The Caring Profession: Peacekeeping, Blue Helmets and Sexual Abuse
Lawrence Wittner
The Trump Administration’s War on Workers
David Swanson
The Question of Sanctions: South Africa and Palestine
Walter Clemens
Murderers in High Places
Dean Baker
How Does the Washington Post Know that Trump’s Plan Really “Aims” to Pump $1.5 Trillion Into Infrastructure Projects?
February 19, 2018
Rob Urie
Mueller, Russia and Oil Politics
Richard Moser
Mueller the Politician
Robert Hunziker
There Is No Time Left
Nino Pagliccia
Venezuela Decides to Hold Presidential Elections, the Opposition Chooses to Boycott Democracy
Daniel Warner
Parkland Florida: Revisiting Michael Fields
Sheldon Richman
‘Peace Through Strength’ is a Racket
Wilfred Burchett
Vietnam Will Win: Taking on the Pentagon
Patrick Cockburn
People Care More About the OXFAM Scandal Than the Cholera Epidemic
Ted Rall
On Gun Violence and Control, a Political Gordian Knot
Binoy Kampmark
Making Mugs of Voters: Mueller’s Russia Indictments
Dave Lindorff
Mass Killers Abetted by Nutjobs
Myles Hoenig
A Response to David Axelrod
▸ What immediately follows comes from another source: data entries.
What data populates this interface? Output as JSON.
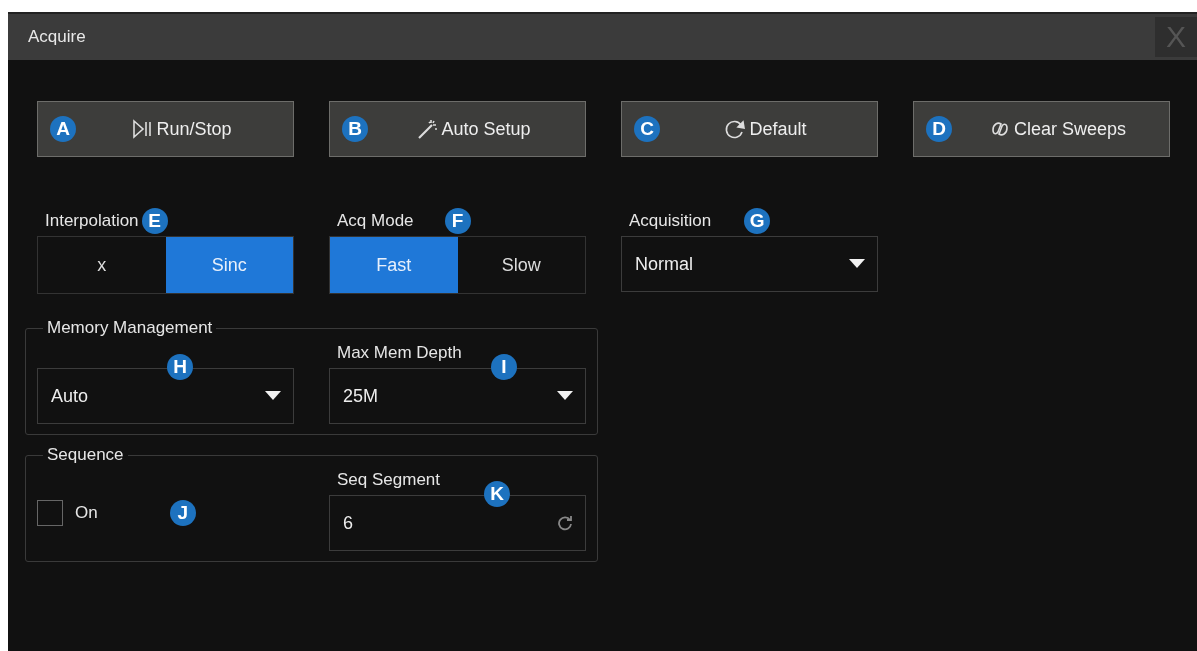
{
  "window": {
    "title": "Acquire",
    "close": "X"
  },
  "buttons": [
    {
      "kind": "run-stop",
      "label": "Run/Stop",
      "marker": "A"
    },
    {
      "kind": "auto-setup",
      "label": "Auto Setup",
      "marker": "B"
    },
    {
      "kind": "default",
      "label": "Default",
      "marker": "C"
    },
    {
      "kind": "clear-sweeps",
      "label": "Clear Sweeps",
      "marker": "D"
    }
  ],
  "interpolation": {
    "label": "Interpolation",
    "marker": "E",
    "options": [
      {
        "label": "x",
        "selected": false
      },
      {
        "label": "Sinc",
        "selected": true
      }
    ]
  },
  "acq_mode": {
    "label": "Acq Mode",
    "marker": "F",
    "options": [
      {
        "label": "Fast",
        "selected": true
      },
      {
        "label": "Slow",
        "selected": false
      }
    ]
  },
  "acquisition": {
    "label": "Acquisition",
    "marker": "G",
    "value": "Normal"
  },
  "memory_management": {
    "title": "Memory Management",
    "mode": {
      "value": "Auto",
      "marker": "H"
    },
    "max_mem_depth": {
      "label": "Max Mem Depth",
      "value": "25M",
      "marker": "I"
    }
  },
  "sequence": {
    "title": "Sequence",
    "on": {
      "label": "On",
      "checked": false,
      "marker": "J"
    },
    "seq_segment": {
      "label": "Seq Segment",
      "value": "6",
      "marker": "K"
    }
  }
}
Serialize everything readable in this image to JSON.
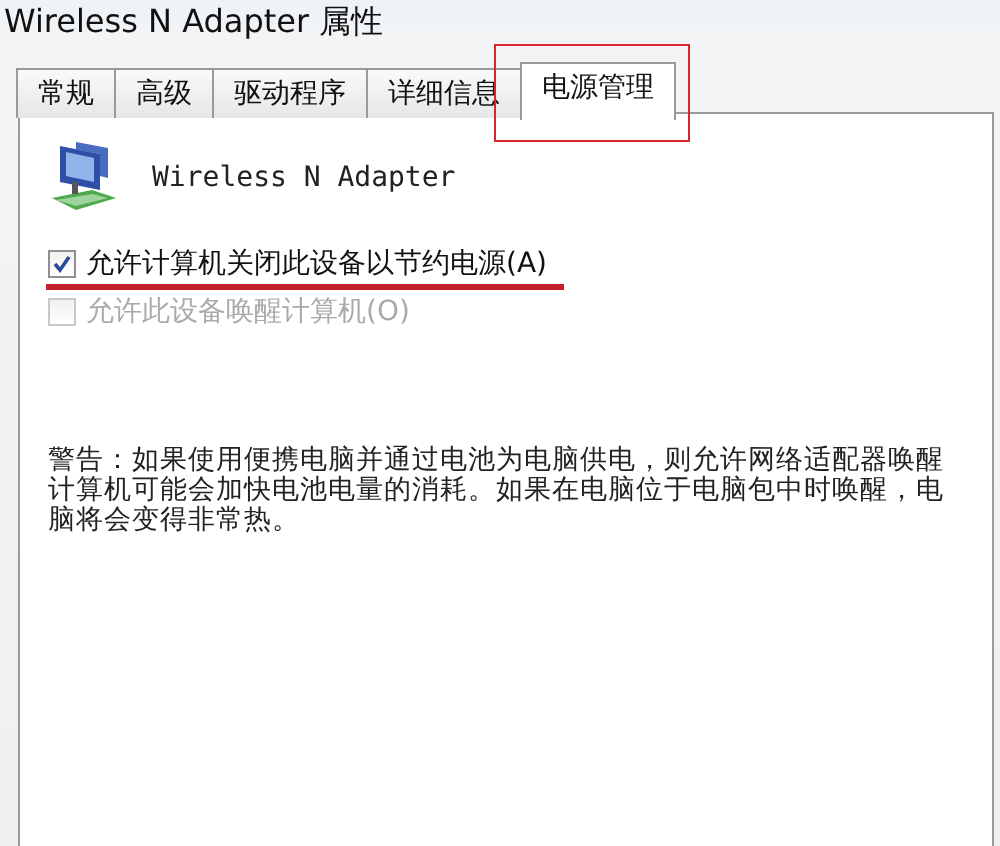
{
  "window": {
    "title": "Wireless N Adapter 属性"
  },
  "tabs": [
    {
      "label": "常规",
      "selected": false
    },
    {
      "label": "高级",
      "selected": false
    },
    {
      "label": "驱动程序",
      "selected": false
    },
    {
      "label": "详细信息",
      "selected": false
    },
    {
      "label": "电源管理",
      "selected": true
    }
  ],
  "device": {
    "name": "Wireless N Adapter"
  },
  "options": [
    {
      "label": "允许计算机关闭此设备以节约电源(A)",
      "checked": true,
      "disabled": false
    },
    {
      "label": "允许此设备唤醒计算机(O)",
      "checked": false,
      "disabled": true
    }
  ],
  "warning": "警告：如果使用便携电脑并通过电池为电脑供电，则允许网络适配器唤醒计算机可能会加快电池电量的消耗。如果在电脑位于电脑包中时唤醒，电脑将会变得非常热。"
}
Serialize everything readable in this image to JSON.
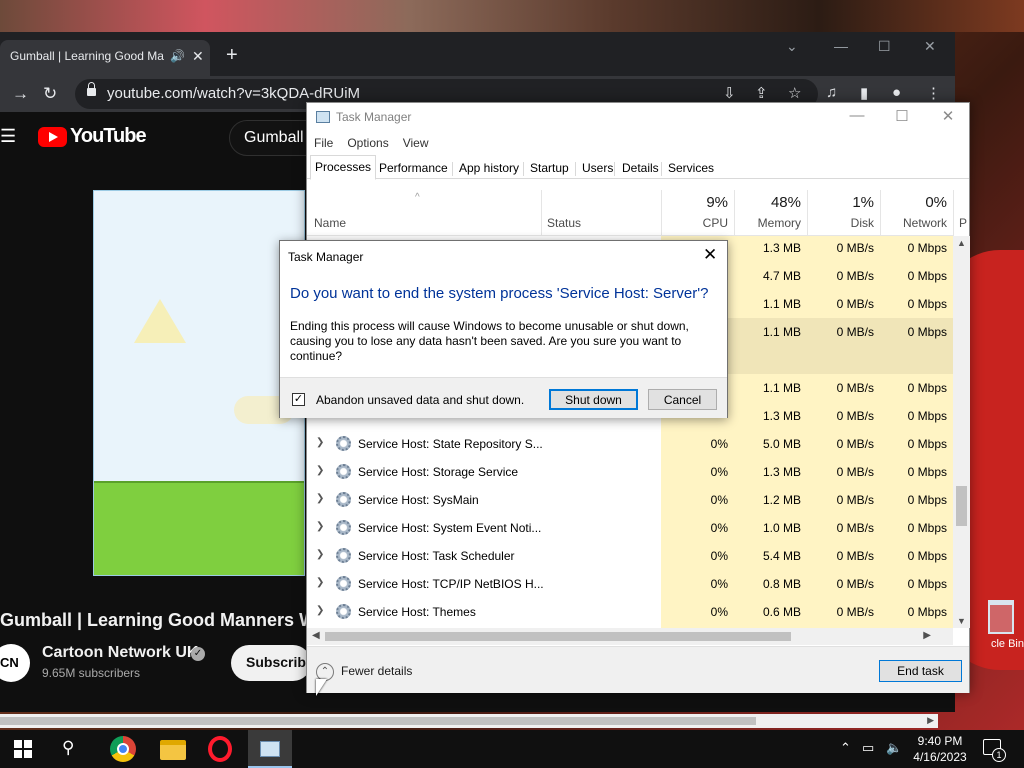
{
  "browser": {
    "tab_title": "Gumball | Learning Good Ma",
    "new_tab": "+",
    "url": "youtube.com/watch?v=3kQDA-dRUiM",
    "controls": {
      "minimize": "⌄",
      "min": "—",
      "max": "☐",
      "close": "✕"
    }
  },
  "youtube": {
    "logo_text": "YouTube",
    "search_value": "Gumball",
    "video_title": "Gumball | Learning Good Manners Wi",
    "channel_avatar": "CN",
    "channel_name": "Cartoon Network UK",
    "verified": "✓",
    "subscribers": "9.65M subscribers",
    "subscribe_label": "Subscribe"
  },
  "task_manager": {
    "title": "Task Manager",
    "menu": [
      "File",
      "Options",
      "View"
    ],
    "tabs": [
      "Processes",
      "Performance",
      "App history",
      "Startup",
      "Users",
      "Details",
      "Services"
    ],
    "active_tab": "Processes",
    "columns": {
      "name": "Name",
      "status": "Status",
      "cpu": {
        "pct": "9%",
        "label": "CPU"
      },
      "memory": {
        "pct": "48%",
        "label": "Memory"
      },
      "disk": {
        "pct": "1%",
        "label": "Disk"
      },
      "network": {
        "pct": "0%",
        "label": "Network"
      },
      "power": "P"
    },
    "rows": [
      {
        "name": "",
        "cpu": "",
        "memory": "1.3 MB",
        "disk": "0 MB/s",
        "network": "0 Mbps"
      },
      {
        "name": "",
        "cpu": "",
        "memory": "4.7 MB",
        "disk": "0 MB/s",
        "network": "0 Mbps"
      },
      {
        "name": "",
        "cpu": "",
        "memory": "1.1 MB",
        "disk": "0 MB/s",
        "network": "0 Mbps"
      },
      {
        "name": "",
        "cpu": "",
        "memory": "1.1 MB",
        "disk": "0 MB/s",
        "network": "0 Mbps"
      },
      {
        "name": "",
        "cpu": "",
        "memory": "",
        "disk": "",
        "network": ""
      },
      {
        "name": "",
        "cpu": "",
        "memory": "1.1 MB",
        "disk": "0 MB/s",
        "network": "0 Mbps"
      },
      {
        "name": "",
        "cpu": "",
        "memory": "1.3 MB",
        "disk": "0 MB/s",
        "network": "0 Mbps"
      },
      {
        "name": "Service Host: State Repository S...",
        "cpu": "0%",
        "memory": "5.0 MB",
        "disk": "0 MB/s",
        "network": "0 Mbps"
      },
      {
        "name": "Service Host: Storage Service",
        "cpu": "0%",
        "memory": "1.3 MB",
        "disk": "0 MB/s",
        "network": "0 Mbps"
      },
      {
        "name": "Service Host: SysMain",
        "cpu": "0%",
        "memory": "1.2 MB",
        "disk": "0 MB/s",
        "network": "0 Mbps"
      },
      {
        "name": "Service Host: System Event Noti...",
        "cpu": "0%",
        "memory": "1.0 MB",
        "disk": "0 MB/s",
        "network": "0 Mbps"
      },
      {
        "name": "Service Host: Task Scheduler",
        "cpu": "0%",
        "memory": "5.4 MB",
        "disk": "0 MB/s",
        "network": "0 Mbps"
      },
      {
        "name": "Service Host: TCP/IP NetBIOS H...",
        "cpu": "0%",
        "memory": "0.8 MB",
        "disk": "0 MB/s",
        "network": "0 Mbps"
      },
      {
        "name": "Service Host: Themes",
        "cpu": "0%",
        "memory": "0.6 MB",
        "disk": "0 MB/s",
        "network": "0 Mbps"
      }
    ],
    "fewer_details": "Fewer details",
    "end_task": "End task"
  },
  "dialog": {
    "title": "Task Manager",
    "question": "Do you want to end the system process 'Service Host: Server'?",
    "body": "Ending this process will cause Windows to become unusable or shut down, causing you to lose any data hasn't been saved. Are you sure you want to continue?",
    "checkbox_label": "Abandon unsaved data and shut down.",
    "checkbox_checked": "✓",
    "shutdown_label": "Shut down",
    "cancel_label": "Cancel",
    "close": "✕"
  },
  "desktop": {
    "recycle_bin_label": "cle Bin"
  },
  "taskbar": {
    "time": "9:40 PM",
    "date": "4/16/2023",
    "notification_count": "1"
  },
  "colors": {
    "accent": "#0078d7",
    "dialog_heading": "#003399",
    "column_highlight": "#fff4c4",
    "youtube_red": "#ff0000"
  }
}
Colin Todhunter
The Royal Society and the GMO-Agrochemical Sector
Cesar Chelala
A Student’s Message to Politicians about the Florida Massacre
Weekend Edition
February 16, 2018
Friday - Sunday
Jeffrey St. Clair
American Carnage
Paul Street
Michael Wolff, Class Rule, and the Madness of King Don
Andrew Levine
Had Hillary Won: What Now?
David Rosen
Donald Trump’s Pathetic Sex Life
Susan Roberts
Are Modern Cities Sustainable?
Joyce Nelson
Canada vs. Venezuela: Have the Koch Brothers Captured Canada’s Left?
Geoff Dutton
America Loves Islamic Terrorists (Abroad): ISIS as Proxy US Mercenaries
Mike Whitney
The Obnoxious Pence Shows Why Korea Must End US Occupation
Joseph Natoli
In the Post-Truth Classroom
John Eskow
One More Slaughter, One More Piece of Evidence: Racism is a Terminal Mental Disease
John W. Whitehead
War Spending Will Bankrupt America
Robert Fantina
Guns, Violence and the United States
Dave Lindorff
Trump’s Latest Insulting Proposal: Converting SNAP into a Canned Goods Distribution Program
Robert Hunziker
Global Warming Zaps Oxygen
John Laforge
$1.74 Trillion for H-bomb Profiteers and “Fake” Cleanups
CJ Hopkins
The War on Dissent: the Specter of Divisiveness
Peter A. Coclanis
Chipotle Bell
Anders Sandström – Joona-Hermanni Mäkinen
Ways Forward for the Left
Wilfred Burchett
Vietnam Will Win: Winning Hearts and Minds
FacebookTwitterGoogle+RedditEmail